Immediate and lasting effects of different regulation of craving strategies on cue-induced craving and the late positive potential in smokers

Research output: Contribution to journalResearch articleContributedpeer-review


Craving, induced by substance-related cues, contributes to continued substance use and relapse. Therefore, regulation of craving (ROC) is important for treatment success. Distraction involves disengaging from craving-inducing cues; whereas, reappraisal requires engaging with potential risks of substance use. Given this difference in elaboration, we addressed the question whether reappraisal entails lasting advantages over distraction in successful ROC. To elucidate how this is implemented neurally, we examined the late positive potential (LPP) as an electrocortical indicator of motivated attention to cues. N = 62 smokers viewed smoking-related pictures and indicated the degree of craving each picture induced. While viewing the pictures, EEG was recorded, and the participants focused on the long-term negative (LATER) or short-term positive (NOW) consequences of smoking or performed an arithmetic task to distract themselves from processing the pictures (DISTRACT). After a break, all pictures were presented again without regulation instruction (re-exposure). Results revealed that LATER and DISTRACT achieved similar degrees of immediate ROC success, but only LATER had a sustained effect during re-exposure. In contrast, LPP amplitudes were more prominently reduced during DISTRACT than LATER, and there was no difference in LPP amplitudes during re-exposure. These findings imply that it may be beneficial to engage with the risks of drug use (reappraisal) rather than avoiding triggers of craving (distraction). However, these effects do not seem to be mediated by lasting changes in cue-related motivated attention (LPP).

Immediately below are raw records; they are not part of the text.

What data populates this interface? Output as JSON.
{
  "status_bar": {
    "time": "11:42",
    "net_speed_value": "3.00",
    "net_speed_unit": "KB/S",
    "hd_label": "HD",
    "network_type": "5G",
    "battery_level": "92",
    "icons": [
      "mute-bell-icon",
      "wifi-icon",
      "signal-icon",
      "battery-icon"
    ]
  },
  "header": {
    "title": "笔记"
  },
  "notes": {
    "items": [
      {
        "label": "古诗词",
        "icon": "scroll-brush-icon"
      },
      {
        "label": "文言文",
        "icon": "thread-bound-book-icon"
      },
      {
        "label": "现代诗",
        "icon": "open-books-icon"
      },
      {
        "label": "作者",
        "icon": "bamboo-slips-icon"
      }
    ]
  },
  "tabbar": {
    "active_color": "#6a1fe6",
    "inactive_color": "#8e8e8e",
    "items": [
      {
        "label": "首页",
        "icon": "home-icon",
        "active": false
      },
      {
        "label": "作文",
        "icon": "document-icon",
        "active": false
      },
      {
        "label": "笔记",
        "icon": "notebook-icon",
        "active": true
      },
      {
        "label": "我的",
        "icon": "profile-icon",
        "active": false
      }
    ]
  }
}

Original languageEnglish
Article numbere13315
JournalAddiction Biology
Issue number8
Publication statusPublished - Aug 2023

External IDs

Scopus 85165500442
ORCID /0000-0002-8845-8803/work/141545293
ORCID /0000-0001-8691-1873/work/142234713
Mendeley 0abdcfe8-edb4-3849-970c-8f93e4779a23


DFG Classification of Subject Areas according to Review Boards

Sustainable Development Goals


  • craving, distraction, electroencephalography, re-exposure, reappraisal, regulation, smoking

Library keywords